*Problem statement*
The records below must be repeated exactly, but without their pictures.
---- Data under study
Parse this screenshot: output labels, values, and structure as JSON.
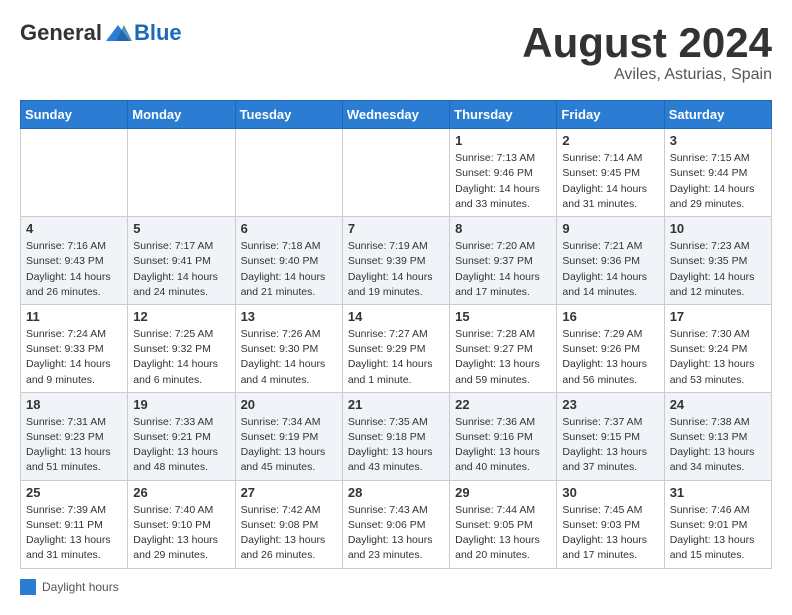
{
  "header": {
    "logo": {
      "general": "General",
      "blue": "Blue"
    },
    "title": "August 2024",
    "location": "Aviles, Asturias, Spain"
  },
  "calendar": {
    "days_of_week": [
      "Sunday",
      "Monday",
      "Tuesday",
      "Wednesday",
      "Thursday",
      "Friday",
      "Saturday"
    ],
    "weeks": [
      [
        {
          "day": "",
          "info": ""
        },
        {
          "day": "",
          "info": ""
        },
        {
          "day": "",
          "info": ""
        },
        {
          "day": "",
          "info": ""
        },
        {
          "day": "1",
          "info": "Sunrise: 7:13 AM\nSunset: 9:46 PM\nDaylight: 14 hours and 33 minutes."
        },
        {
          "day": "2",
          "info": "Sunrise: 7:14 AM\nSunset: 9:45 PM\nDaylight: 14 hours and 31 minutes."
        },
        {
          "day": "3",
          "info": "Sunrise: 7:15 AM\nSunset: 9:44 PM\nDaylight: 14 hours and 29 minutes."
        }
      ],
      [
        {
          "day": "4",
          "info": "Sunrise: 7:16 AM\nSunset: 9:43 PM\nDaylight: 14 hours and 26 minutes."
        },
        {
          "day": "5",
          "info": "Sunrise: 7:17 AM\nSunset: 9:41 PM\nDaylight: 14 hours and 24 minutes."
        },
        {
          "day": "6",
          "info": "Sunrise: 7:18 AM\nSunset: 9:40 PM\nDaylight: 14 hours and 21 minutes."
        },
        {
          "day": "7",
          "info": "Sunrise: 7:19 AM\nSunset: 9:39 PM\nDaylight: 14 hours and 19 minutes."
        },
        {
          "day": "8",
          "info": "Sunrise: 7:20 AM\nSunset: 9:37 PM\nDaylight: 14 hours and 17 minutes."
        },
        {
          "day": "9",
          "info": "Sunrise: 7:21 AM\nSunset: 9:36 PM\nDaylight: 14 hours and 14 minutes."
        },
        {
          "day": "10",
          "info": "Sunrise: 7:23 AM\nSunset: 9:35 PM\nDaylight: 14 hours and 12 minutes."
        }
      ],
      [
        {
          "day": "11",
          "info": "Sunrise: 7:24 AM\nSunset: 9:33 PM\nDaylight: 14 hours and 9 minutes."
        },
        {
          "day": "12",
          "info": "Sunrise: 7:25 AM\nSunset: 9:32 PM\nDaylight: 14 hours and 6 minutes."
        },
        {
          "day": "13",
          "info": "Sunrise: 7:26 AM\nSunset: 9:30 PM\nDaylight: 14 hours and 4 minutes."
        },
        {
          "day": "14",
          "info": "Sunrise: 7:27 AM\nSunset: 9:29 PM\nDaylight: 14 hours and 1 minute."
        },
        {
          "day": "15",
          "info": "Sunrise: 7:28 AM\nSunset: 9:27 PM\nDaylight: 13 hours and 59 minutes."
        },
        {
          "day": "16",
          "info": "Sunrise: 7:29 AM\nSunset: 9:26 PM\nDaylight: 13 hours and 56 minutes."
        },
        {
          "day": "17",
          "info": "Sunrise: 7:30 AM\nSunset: 9:24 PM\nDaylight: 13 hours and 53 minutes."
        }
      ],
      [
        {
          "day": "18",
          "info": "Sunrise: 7:31 AM\nSunset: 9:23 PM\nDaylight: 13 hours and 51 minutes."
        },
        {
          "day": "19",
          "info": "Sunrise: 7:33 AM\nSunset: 9:21 PM\nDaylight: 13 hours and 48 minutes."
        },
        {
          "day": "20",
          "info": "Sunrise: 7:34 AM\nSunset: 9:19 PM\nDaylight: 13 hours and 45 minutes."
        },
        {
          "day": "21",
          "info": "Sunrise: 7:35 AM\nSunset: 9:18 PM\nDaylight: 13 hours and 43 minutes."
        },
        {
          "day": "22",
          "info": "Sunrise: 7:36 AM\nSunset: 9:16 PM\nDaylight: 13 hours and 40 minutes."
        },
        {
          "day": "23",
          "info": "Sunrise: 7:37 AM\nSunset: 9:15 PM\nDaylight: 13 hours and 37 minutes."
        },
        {
          "day": "24",
          "info": "Sunrise: 7:38 AM\nSunset: 9:13 PM\nDaylight: 13 hours and 34 minutes."
        }
      ],
      [
        {
          "day": "25",
          "info": "Sunrise: 7:39 AM\nSunset: 9:11 PM\nDaylight: 13 hours and 31 minutes."
        },
        {
          "day": "26",
          "info": "Sunrise: 7:40 AM\nSunset: 9:10 PM\nDaylight: 13 hours and 29 minutes."
        },
        {
          "day": "27",
          "info": "Sunrise: 7:42 AM\nSunset: 9:08 PM\nDaylight: 13 hours and 26 minutes."
        },
        {
          "day": "28",
          "info": "Sunrise: 7:43 AM\nSunset: 9:06 PM\nDaylight: 13 hours and 23 minutes."
        },
        {
          "day": "29",
          "info": "Sunrise: 7:44 AM\nSunset: 9:05 PM\nDaylight: 13 hours and 20 minutes."
        },
        {
          "day": "30",
          "info": "Sunrise: 7:45 AM\nSunset: 9:03 PM\nDaylight: 13 hours and 17 minutes."
        },
        {
          "day": "31",
          "info": "Sunrise: 7:46 AM\nSunset: 9:01 PM\nDaylight: 13 hours and 15 minutes."
        }
      ]
    ]
  },
  "legend": {
    "text": "Daylight hours"
  }
}
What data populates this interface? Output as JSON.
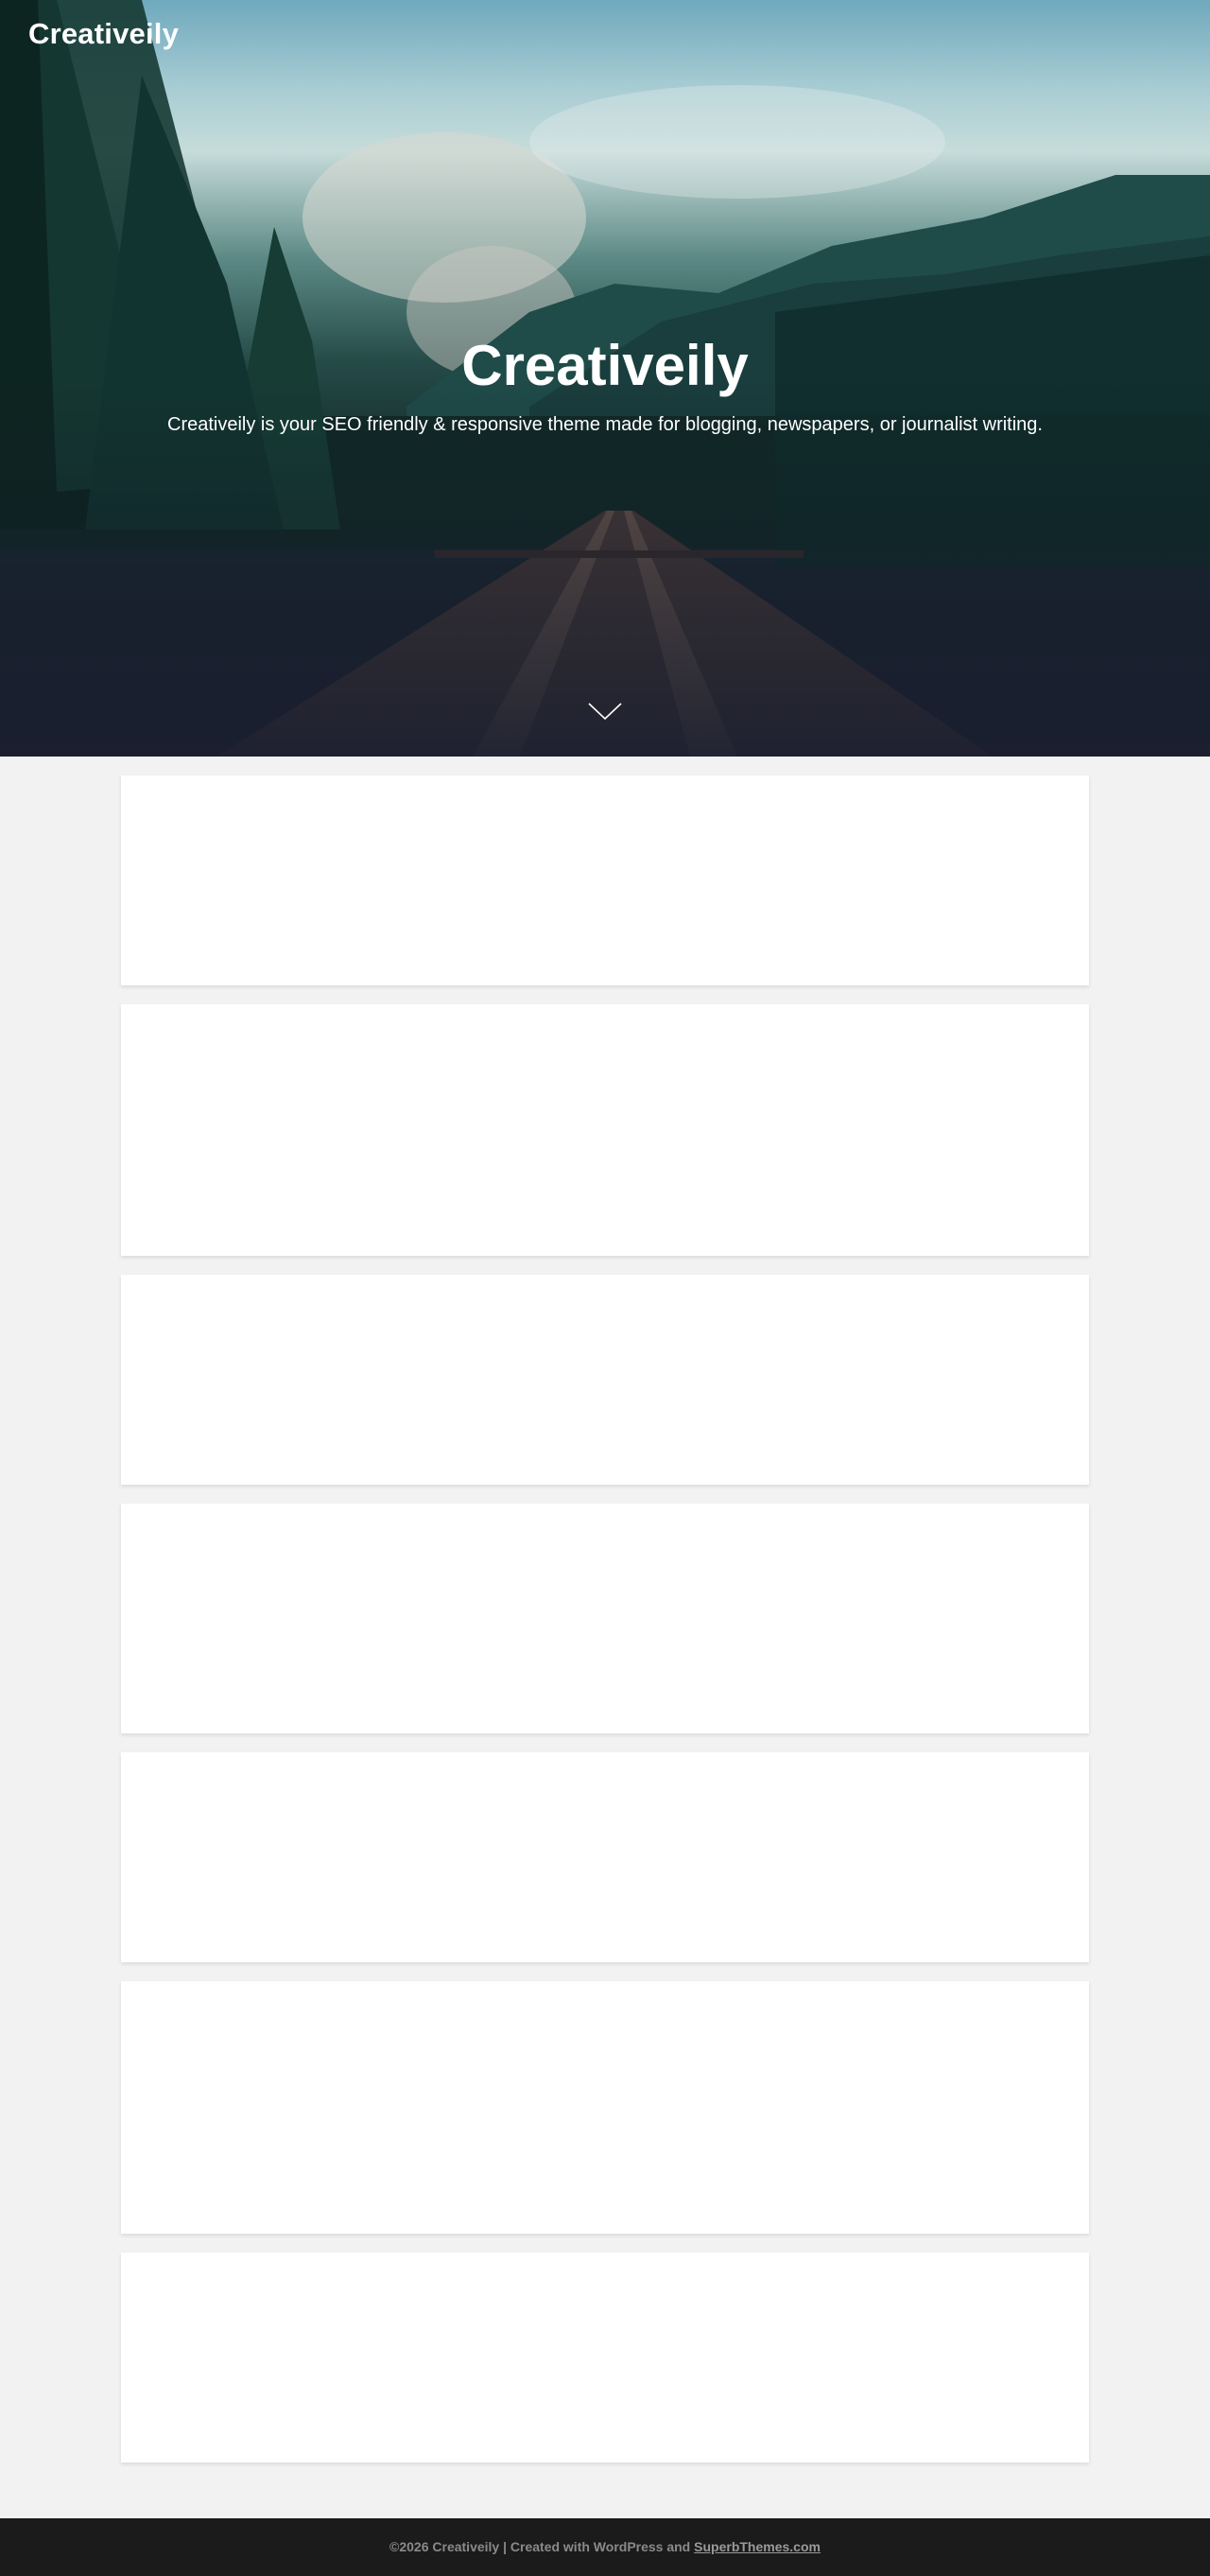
{
  "header": {
    "site_logo": "Creativeily"
  },
  "hero": {
    "title": "Creativeily",
    "tagline": "Creativeily is your SEO friendly & responsive theme made for blogging, newspapers, or journalist writing.",
    "scroll_icon": "chevron-down-icon"
  },
  "posts": {
    "count": 7
  },
  "footer": {
    "copyright": "©2026 Creativeily | Created with WordPress and",
    "link_text": "SuperbThemes.com"
  },
  "colors": {
    "page_background": "#f2f2f2",
    "card_background": "#ffffff",
    "footer_background": "#1b1b1b",
    "footer_text": "#8a8a8a",
    "hero_text": "#ffffff"
  }
}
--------
*Solved exercise*
Parse this screenshot: output labels, values, and structure as JSON.
{
  "header": {
    "logo": {
      "general": "General",
      "blue": "Blue"
    },
    "title": "August 2024",
    "location": "Aviles, Asturias, Spain"
  },
  "calendar": {
    "days_of_week": [
      "Sunday",
      "Monday",
      "Tuesday",
      "Wednesday",
      "Thursday",
      "Friday",
      "Saturday"
    ],
    "weeks": [
      [
        {
          "day": "",
          "info": ""
        },
        {
          "day": "",
          "info": ""
        },
        {
          "day": "",
          "info": ""
        },
        {
          "day": "",
          "info": ""
        },
        {
          "day": "1",
          "info": "Sunrise: 7:13 AM\nSunset: 9:46 PM\nDaylight: 14 hours and 33 minutes."
        },
        {
          "day": "2",
          "info": "Sunrise: 7:14 AM\nSunset: 9:45 PM\nDaylight: 14 hours and 31 minutes."
        },
        {
          "day": "3",
          "info": "Sunrise: 7:15 AM\nSunset: 9:44 PM\nDaylight: 14 hours and 29 minutes."
        }
      ],
      [
        {
          "day": "4",
          "info": "Sunrise: 7:16 AM\nSunset: 9:43 PM\nDaylight: 14 hours and 26 minutes."
        },
        {
          "day": "5",
          "info": "Sunrise: 7:17 AM\nSunset: 9:41 PM\nDaylight: 14 hours and 24 minutes."
        },
        {
          "day": "6",
          "info": "Sunrise: 7:18 AM\nSunset: 9:40 PM\nDaylight: 14 hours and 21 minutes."
        },
        {
          "day": "7",
          "info": "Sunrise: 7:19 AM\nSunset: 9:39 PM\nDaylight: 14 hours and 19 minutes."
        },
        {
          "day": "8",
          "info": "Sunrise: 7:20 AM\nSunset: 9:37 PM\nDaylight: 14 hours and 17 minutes."
        },
        {
          "day": "9",
          "info": "Sunrise: 7:21 AM\nSunset: 9:36 PM\nDaylight: 14 hours and 14 minutes."
        },
        {
          "day": "10",
          "info": "Sunrise: 7:23 AM\nSunset: 9:35 PM\nDaylight: 14 hours and 12 minutes."
        }
      ],
      [
        {
          "day": "11",
          "info": "Sunrise: 7:24 AM\nSunset: 9:33 PM\nDaylight: 14 hours and 9 minutes."
        },
        {
          "day": "12",
          "info": "Sunrise: 7:25 AM\nSunset: 9:32 PM\nDaylight: 14 hours and 6 minutes."
        },
        {
          "day": "13",
          "info": "Sunrise: 7:26 AM\nSunset: 9:30 PM\nDaylight: 14 hours and 4 minutes."
        },
        {
          "day": "14",
          "info": "Sunrise: 7:27 AM\nSunset: 9:29 PM\nDaylight: 14 hours and 1 minute."
        },
        {
          "day": "15",
          "info": "Sunrise: 7:28 AM\nSunset: 9:27 PM\nDaylight: 13 hours and 59 minutes."
        },
        {
          "day": "16",
          "info": "Sunrise: 7:29 AM\nSunset: 9:26 PM\nDaylight: 13 hours and 56 minutes."
        },
        {
          "day": "17",
          "info": "Sunrise: 7:30 AM\nSunset: 9:24 PM\nDaylight: 13 hours and 53 minutes."
        }
      ],
      [
        {
          "day": "18",
          "info": "Sunrise: 7:31 AM\nSunset: 9:23 PM\nDaylight: 13 hours and 51 minutes."
        },
        {
          "day": "19",
          "info": "Sunrise: 7:33 AM\nSunset: 9:21 PM\nDaylight: 13 hours and 48 minutes."
        },
        {
          "day": "20",
          "info": "Sunrise: 7:34 AM\nSunset: 9:19 PM\nDaylight: 13 hours and 45 minutes."
        },
        {
          "day": "21",
          "info": "Sunrise: 7:35 AM\nSunset: 9:18 PM\nDaylight: 13 hours and 43 minutes."
        },
        {
          "day": "22",
          "info": "Sunrise: 7:36 AM\nSunset: 9:16 PM\nDaylight: 13 hours and 40 minutes."
        },
        {
          "day": "23",
          "info": "Sunrise: 7:37 AM\nSunset: 9:15 PM\nDaylight: 13 hours and 37 minutes."
        },
        {
          "day": "24",
          "info": "Sunrise: 7:38 AM\nSunset: 9:13 PM\nDaylight: 13 hours and 34 minutes."
        }
      ],
      [
        {
          "day": "25",
          "info": "Sunrise: 7:39 AM\nSunset: 9:11 PM\nDaylight: 13 hours and 31 minutes."
        },
        {
          "day": "26",
          "info": "Sunrise: 7:40 AM\nSunset: 9:10 PM\nDaylight: 13 hours and 29 minutes."
        },
        {
          "day": "27",
          "info": "Sunrise: 7:42 AM\nSunset: 9:08 PM\nDaylight: 13 hours and 26 minutes."
        },
        {
          "day": "28",
          "info": "Sunrise: 7:43 AM\nSunset: 9:06 PM\nDaylight: 13 hours and 23 minutes."
        },
        {
          "day": "29",
          "info": "Sunrise: 7:44 AM\nSunset: 9:05 PM\nDaylight: 13 hours and 20 minutes."
        },
        {
          "day": "30",
          "info": "Sunrise: 7:45 AM\nSunset: 9:03 PM\nDaylight: 13 hours and 17 minutes."
        },
        {
          "day": "31",
          "info": "Sunrise: 7:46 AM\nSunset: 9:01 PM\nDaylight: 13 hours and 15 minutes."
        }
      ]
    ]
  },
  "legend": {
    "text": "Daylight hours"
  }
}
What data populates this interface? Output as JSON.
{
  "header": {
    "site_logo": "Creativeily"
  },
  "hero": {
    "title": "Creativeily",
    "tagline": "Creativeily is your SEO friendly & responsive theme made for blogging, newspapers, or journalist writing.",
    "scroll_icon": "chevron-down-icon"
  },
  "posts": {
    "count": 7
  },
  "footer": {
    "copyright": "©2026 Creativeily | Created with WordPress and",
    "link_text": "SuperbThemes.com"
  },
  "colors": {
    "page_background": "#f2f2f2",
    "card_background": "#ffffff",
    "footer_background": "#1b1b1b",
    "footer_text": "#8a8a8a",
    "hero_text": "#ffffff"
  }
}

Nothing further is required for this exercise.